Free format text: SECURITY INTEREST;ASSIGNOR:CHEMICAL BANK;REEL/FRAME:005319/0279
Effective date: 19900208
|Jul 12, 1991||FPAY||Fee payment|
Year of fee payment: 4
|Jan 21, 1993||AS||Assignment|
Owner name: BLACK CLAWSON COMPANY, NEW YORK
Free format text: RELEASED BY SECURED PARTY;ASSIGNORS:BANK ONE, DAYTON, NATIONAL ASSOCIATION;CENTRAL TRUST COMPANY, N.A.;DNC AMERICA BANKING CORPORATION;REEL/FRAME:006414/0133
Effective date: 19921116
Owner name: CENTRAL TRUST COMPANY, N.A., THE, OHIO
Free format text: SECURITY INTEREST;ASSIGNORS:BLACK CLAWSON COMPANY, THE;BLACK CLAWSON CONVERTING LABORATORY, INC.;BLACK CLAWSON CONVERTING MACHINERY CORP.;AND OTHERS;REEL/FRAME:006385/0847
Effective date: 19921116
Owner name: HYDROTILE MACHINERY COMPANY (NOW KNOWN AS BC MANUF

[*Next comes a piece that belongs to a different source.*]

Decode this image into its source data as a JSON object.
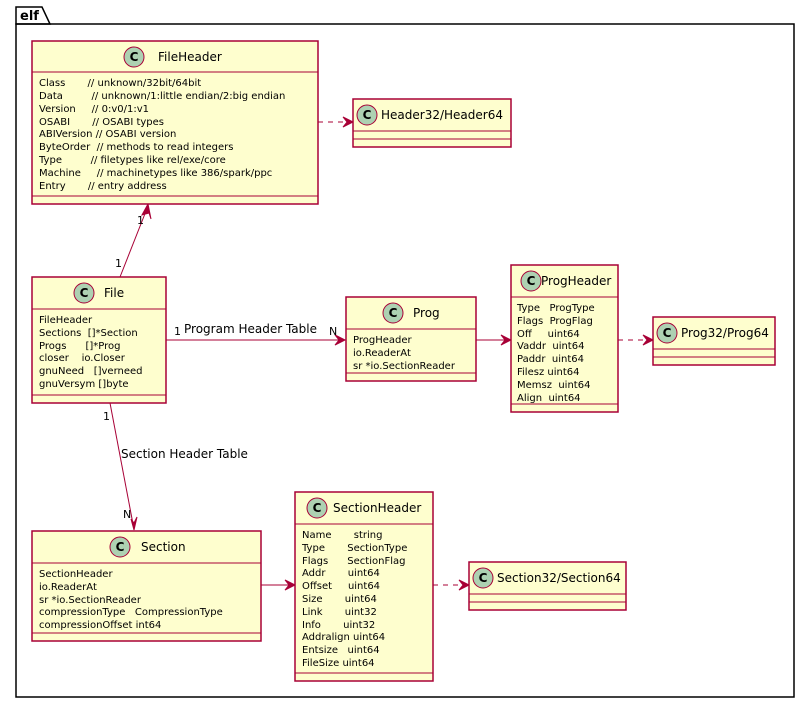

Free format text: RELEASED BY SECURED PARTY;ASSIGNORS:BANK ONE, DAYTON, NATIONAL ASSOCIATION;CENTRAL TRUST COMPANY, N.A.;DNC AMERICA BANKING CORPORATION;REEL/FRAME:006414/0133
Effective date: 19921116
|Aug 11, 1995||FPAY||Fee payment|
Year of fee payment: 8
|Nov 13, 1996||AS||Assignment|
Owner name: BANK ONE, DAYTON, NATIONAL ASSOCIATION, OHIO
Free format text: ASSIGNMENT OF ASSIGNORS INTEREST;ASSIGNOR:BLACK CLAWSON COMPANY, THE;REEL/FRAME:008215/0428
Effective date: 19961021
|Aug 5, 1997||AS||Assignment|
Owner name: BC ACQUISITION CORP., MASSACHUSETTS
Free format text: ASSIGNMENT OF ASSIGNORS INTEREST;ASSIGNOR:BLACK CLAWSON COMPANY;REEL/FRAME:008650/0409
Effective date: 19970522
|Feb 17, 1998||AS||Assignment|
Owner name: THERMO BLACK CLAWSON INC., A CORPORATION OF DELAWA
Free format text: CHANGE OF NAME;ASSIGNOR:BC ACQUISTION CORP., A CORPORATION OF DELAWARE;REEL/FRAME:008975/0178
Effective date: 19970523
|Aug 16, 1999||FPAY||Fee payment|
Year of fee payment: 12